Especially when the topic turns to thoughts of retaliation or revenge, she says, these students seem to grasp quickly that there is no monolithic enemy out there. "They understand the differences within groups," she says, in part because schools in Minneapolis now serve many immigrant groups, including large numbers of Somali and Hmong students. "They know, for instance, that not all the Somali kids are alike and that there are many differences that exist among them."
At one of the schools where Landsman has worked, there was a student enrolled for a time whose father had ties to the Taliban.
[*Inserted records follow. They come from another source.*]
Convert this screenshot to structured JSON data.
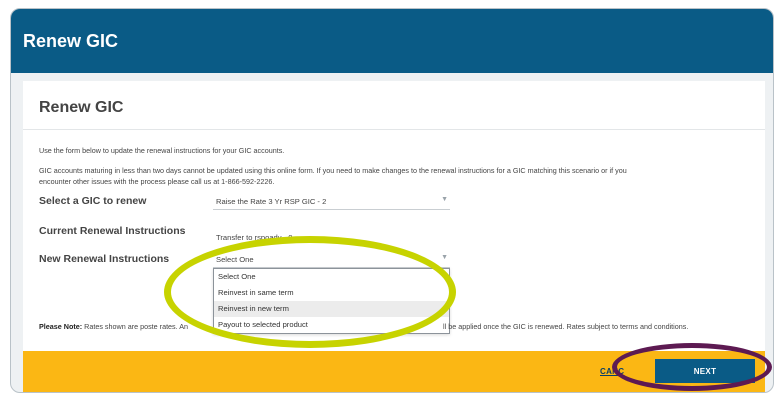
{
  "header": {
    "title": "Renew GIC"
  },
  "card": {
    "title": "Renew GIC",
    "intro": "Use the form below to update the renewal instructions for your GIC accounts.",
    "note_line1": "GIC accounts maturing in less than two days cannot be updated using this online form. If you need to make changes to the renewal instructions for a GIC matching this scenario or if you",
    "note_line2": "encounter other issues with the process please call us at 1-866-592-2226."
  },
  "form": {
    "select_gic": {
      "label": "Select a GIC to renew",
      "value": "Raise the Rate 3 Yr RSP GIC - 2"
    },
    "current": {
      "label": "Current Renewal Instructions",
      "value": "Transfer to rspoadv - 0"
    },
    "new": {
      "label": "New Renewal Instructions",
      "value": "Select One",
      "options": [
        "Select One",
        "Reinvest in same term",
        "Reinvest in new term",
        "Payout to selected product"
      ],
      "highlighted": "Reinvest in new term"
    }
  },
  "please_note": {
    "bold": "Please Note:",
    "text_left": "Rates shown are poste",
    "text_mid": "rates. An",
    "text_right": "ll be applied once the GIC is renewed. Rates subject to terms and conditions."
  },
  "footer": {
    "cancel_label": "CANC",
    "next_label": "NEXT"
  },
  "colors": {
    "brand_blue": "#0a5b86",
    "footer_yellow": "#fbb714",
    "annotation_green": "#c7d300",
    "annotation_purple": "#5d1a52"
  }
}
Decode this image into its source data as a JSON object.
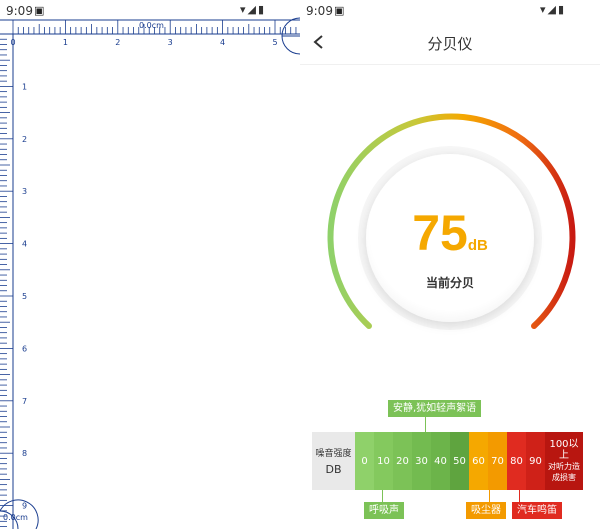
{
  "left_screen": {
    "status": {
      "time": "9:09"
    },
    "ruler": {
      "top_readout": "0.0cm",
      "bottom_readout": "0.0cm",
      "top_ticks": [
        "0",
        "1",
        "2",
        "3",
        "4",
        "5"
      ],
      "left_ticks": [
        "1",
        "2",
        "3",
        "4",
        "5",
        "6",
        "7",
        "8",
        "9"
      ],
      "accent": "#1a3d8f"
    }
  },
  "right_screen": {
    "status": {
      "time": "9:09"
    },
    "header": {
      "title": "分贝仪"
    },
    "gauge": {
      "value": "75",
      "unit": "dB",
      "caption": "当前分贝",
      "value_color": "#f5a800"
    },
    "scale": {
      "label_line1": "噪音强度",
      "label_line2": "DB",
      "segments": [
        {
          "label": "0",
          "color": "#8fd16a"
        },
        {
          "label": "10",
          "color": "#84c95e"
        },
        {
          "label": "20",
          "color": "#7cc257"
        },
        {
          "label": "30",
          "color": "#73bb50"
        },
        {
          "label": "40",
          "color": "#6cb44a"
        },
        {
          "label": "50",
          "color": "#5fa43f"
        },
        {
          "label": "60",
          "color": "#f5a800"
        },
        {
          "label": "70",
          "color": "#f39a00"
        },
        {
          "label": "80",
          "color": "#e02b20"
        },
        {
          "label": "90",
          "color": "#cf2118"
        },
        {
          "label": "100以上\n对听力造成损害",
          "color": "#b81610"
        }
      ],
      "tags": {
        "quiet": "安静,犹如轻声絮语",
        "breath": "呼吸声",
        "vacuum": "吸尘器",
        "horn": "汽车鸣笛"
      }
    }
  }
}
The students who knew him, she says, were particularly capable of forming nuanced views of the current political situation.
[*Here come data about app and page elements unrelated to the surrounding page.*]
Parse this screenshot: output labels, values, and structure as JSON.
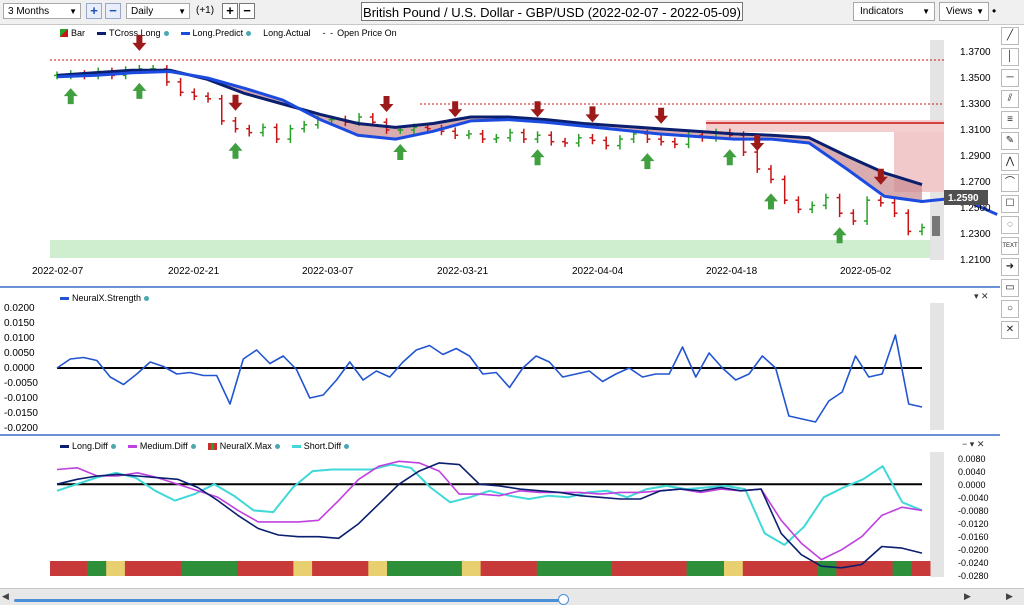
{
  "toolbar": {
    "period": "3 Months",
    "interval": "Daily",
    "offset": "(+1)",
    "title": "British Pound / U.S. Dollar - GBP/USD (2022-02-07 - 2022-05-09)",
    "indicators_label": "Indicators",
    "views_label": "Views"
  },
  "price_panel": {
    "legend": [
      "Bar",
      "TCross.Long",
      "Long.Predict",
      "Long.Actual",
      "Open Price On"
    ],
    "current_price_label": "1.2590",
    "y_ticks": [
      "1.3700",
      "1.3500",
      "1.3300",
      "1.3100",
      "1.2900",
      "1.2700",
      "1.2500",
      "1.2300",
      "1.2100"
    ],
    "x_ticks": [
      "2022-02-07",
      "2022-02-21",
      "2022-03-07",
      "2022-03-21",
      "2022-04-04",
      "2022-04-18",
      "2022-05-02"
    ]
  },
  "strength_panel": {
    "legend": "NeuralX.Strength",
    "y_ticks": [
      "0.0200",
      "0.0150",
      "0.0100",
      "0.0050",
      "0.0000",
      "-0.0050",
      "-0.0100",
      "-0.0150",
      "-0.0200"
    ]
  },
  "diff_panel": {
    "legend": [
      "Long.Diff",
      "Medium.Diff",
      "NeuralX.Max",
      "Short.Diff"
    ],
    "y_ticks": [
      "0.0080",
      "0.0040",
      "0.0000",
      "-0.0040",
      "-0.0080",
      "-0.0120",
      "-0.0160",
      "-0.0200",
      "-0.0240",
      "-0.0280"
    ]
  },
  "colors": {
    "tcross": "#0a1f6e",
    "predict": "#1c4be0",
    "strength": "#2255d0",
    "medium": "#c040e0",
    "short": "#40d8d8",
    "bear": "#c81414",
    "bull": "#2aa02a"
  },
  "chart_data": [
    {
      "type": "candlestick",
      "title": "British Pound / U.S. Dollar - GBP/USD (2022-02-07 - 2022-05-09)",
      "x": [
        "2022-02-07",
        "2022-02-21",
        "2022-03-07",
        "2022-03-21",
        "2022-04-04",
        "2022-04-18",
        "2022-05-02"
      ],
      "ylim": [
        1.21,
        1.37
      ],
      "series": [
        {
          "name": "TCross.Long",
          "values": [
            1.352,
            1.354,
            1.356,
            1.356,
            1.349,
            1.338,
            1.33,
            1.322,
            1.315,
            1.312,
            1.315,
            1.32,
            1.32,
            1.318,
            1.315,
            1.313,
            1.311,
            1.309,
            1.307,
            1.306,
            1.304,
            1.29,
            1.277,
            1.268
          ]
        },
        {
          "name": "Long.Predict",
          "values": [
            1.351,
            1.352,
            1.354,
            1.355,
            1.35,
            1.342,
            1.333,
            1.318,
            1.306,
            1.303,
            1.309,
            1.317,
            1.318,
            1.316,
            1.313,
            1.31,
            1.307,
            1.305,
            1.303,
            1.303,
            1.3,
            1.28,
            1.259,
            1.255,
            1.258,
            1.245
          ]
        },
        {
          "name": "Close",
          "values": [
            1.352,
            1.353,
            1.352,
            1.355,
            1.352,
            1.356,
            1.357,
            1.357,
            1.347,
            1.339,
            1.336,
            1.334,
            1.317,
            1.311,
            1.308,
            1.312,
            1.303,
            1.311,
            1.314,
            1.318,
            1.318,
            1.316,
            1.32,
            1.316,
            1.31,
            1.31,
            1.312,
            1.311,
            1.309,
            1.306,
            1.307,
            1.303,
            1.304,
            1.308,
            1.303,
            1.306,
            1.301,
            1.3,
            1.304,
            1.302,
            1.298,
            1.303,
            1.307,
            1.303,
            1.301,
            1.299,
            1.306,
            1.304,
            1.308,
            1.306,
            1.293,
            1.28,
            1.272,
            1.256,
            1.249,
            1.252,
            1.258,
            1.246,
            1.24,
            1.256,
            1.254,
            1.246,
            1.232,
            1.235
          ]
        }
      ]
    },
    {
      "type": "line",
      "series": [
        {
          "name": "NeuralX.Strength",
          "values": [
            0,
            0.003,
            0.0035,
            0.0025,
            -0.003,
            -0.0055,
            -0.002,
            0.002,
            0.0005,
            -0.002,
            -0.0015,
            -0.0025,
            -0.0025,
            -0.012,
            0.003,
            0.006,
            0.0015,
            0.004,
            -0.0005,
            -0.01,
            -0.009,
            -0.004,
            0.002,
            -0.004,
            -0.001,
            -0.003,
            0.002,
            0.006,
            0.0075,
            0.0045,
            0.0065,
            0.004,
            -0.002,
            -0.0015,
            -0.0065,
            0,
            0.004,
            0.002,
            -0.003,
            -0.002,
            -0.001,
            -0.0045,
            -0.002,
            0,
            -0.003,
            -0.002,
            -0.002,
            0.007,
            -0.003,
            0.005,
            0,
            -0.004,
            -0.002,
            0.004,
            0,
            -0.016,
            -0.017,
            -0.018,
            -0.011,
            -0.008,
            0.004,
            -0.003,
            -0.002,
            0.011,
            -0.012,
            -0.013
          ]
        }
      ]
    },
    {
      "type": "line",
      "series": [
        {
          "name": "Long.Diff",
          "values": [
            0,
            0.0015,
            0.0025,
            0.003,
            0.0025,
            0.002,
            0.0015,
            -0.001,
            -0.005,
            -0.0095,
            -0.0135,
            -0.0155,
            -0.016,
            -0.016,
            -0.0165,
            -0.012,
            -0.006,
            0,
            0.004,
            0.0065,
            0.006,
            0,
            -0.0005,
            -0.0015,
            -0.002,
            -0.0025,
            -0.0035,
            -0.004,
            -0.0045,
            -0.0045,
            -0.002,
            -0.0015,
            -0.002,
            -0.001,
            -0.002,
            -0.0015,
            -0.015,
            -0.0215,
            -0.025,
            -0.0255,
            -0.0245,
            -0.019,
            -0.0195,
            -0.021
          ]
        },
        {
          "name": "Medium.Diff",
          "values": [
            0.0045,
            0.005,
            0.0025,
            0.0025,
            0.0035,
            0.002,
            0,
            -0.002,
            -0.004,
            -0.008,
            -0.0115,
            -0.0115,
            -0.0115,
            -0.011,
            -0.005,
            0.0015,
            0.0055,
            0.007,
            0.0065,
            0.004,
            -0.003,
            -0.003,
            -0.0035,
            -0.002,
            -0.0025,
            -0.0025,
            -0.0025,
            -0.003,
            -0.0025,
            -0.0025,
            -0.002,
            -0.0015,
            -0.0025,
            -0.0015,
            -0.002,
            -0.0015,
            -0.011,
            -0.018,
            -0.023,
            -0.02,
            -0.016,
            -0.0095,
            -0.007,
            -0.008
          ]
        },
        {
          "name": "Short.Diff",
          "values": [
            -0.002,
            0,
            0.002,
            0.0035,
            0.002,
            -0.002,
            -0.005,
            -0.003,
            0,
            -0.0035,
            -0.008,
            -0.0085,
            -0.001,
            0.004,
            0.0045,
            0.0045,
            0.0045,
            0.006,
            0.005,
            -0.001,
            -0.0055,
            -0.004,
            -0.002,
            -0.0035,
            -0.0045,
            -0.0035,
            -0.004,
            -0.0025,
            -0.002,
            -0.004,
            -0.0015,
            -0.0005,
            -0.0015,
            -0.001,
            -0.0005,
            -0.0015,
            -0.015,
            -0.0185,
            -0.013,
            -0.004,
            -0.001,
            0.0015,
            0.0055,
            -0.0055,
            -0.008
          ]
        },
        {
          "name": "NeuralX.Max",
          "values": [
            "red",
            "red",
            "green",
            "yellow",
            "red",
            "red",
            "red",
            "green",
            "green",
            "green",
            "red",
            "red",
            "red",
            "yellow",
            "red",
            "red",
            "red",
            "yellow",
            "green",
            "green",
            "green",
            "green",
            "yellow",
            "red",
            "red",
            "red",
            "green",
            "green",
            "green",
            "green",
            "red",
            "red",
            "red",
            "red",
            "green",
            "green",
            "yellow",
            "red",
            "red",
            "red",
            "red",
            "green",
            "red",
            "red",
            "red",
            "green",
            "red"
          ]
        }
      ]
    }
  ]
}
In some ways, Landsman says, urban schools in tough neighborhoods have an edge in helping their students through days like Sept. 11. Teachers and administrators often have already worked to turn their classrooms into close-knit environments where the children can feel safe.
"Because there's been such a conscious attempt to build a community, kids in these classes can talk about these hard things more easily and more quickly," she says.
'Too close to home'
But sometimes children already exposed to violence can be prone to making uncomfortably close connections to events such as the terrorist attacks.
Joseph Lee is a fifth-grader who attends the Children's Charter School in an inner-city neighborhood of Baton Rouge, La. Joseph says he was a bit nervous on the streets even before the attacks, but finds himself particularly so now.
"Somebody like a terrorist might just come around and put a gun in my face," he says. "I feel more scared."
"It's too close to home for these kids," says Caryla Griffin, a mother whose daughter is a third-grade student at the same school. "They have gunshots and people killed in the neighborhood, and then they're trying to figure out the relationship to this."
What concerns her most as a parent, she says, is that inner-city children face fear regularly and yet often receive very little support at school in coping with such feelings. "It's only talked about at times like this," she says. "But these children have to deal with it on an ongoing basis. It's really, really hard for some of them."
Many educators also fail to take into account the impact such an ongoing sense of insecurity can have on academic performance, says Peter Thorp, principal of San Francisco's Gateway High School.
For some students, academic achievement becomes secondary to survival. When students are fearful, he adds, it can also be harder for teachers and administrators to create the kind of trustful environment that permits effective learning to take place.
Such conditions don't exist only in urban areas. "So many schools are battle zones rather than places of refuge for kids," Mr. Thorp says.
That's why it's essential that in times of peace and not just at moments of crisis, educators focus harder on ensuring that the students they work with are not feeling intimidated by events taking place around them. All schools should place a premium on creating a strong sense of community, and using the classroom as a safe place to allow students to share feelings, he says.
"Schools need to acknowledge that some percentage of kids wake up every day in circumstances that don't make them feel secure," he says.
For some students, that's a condition that needs to be dealt with year-round, and not just during moments of national crisis.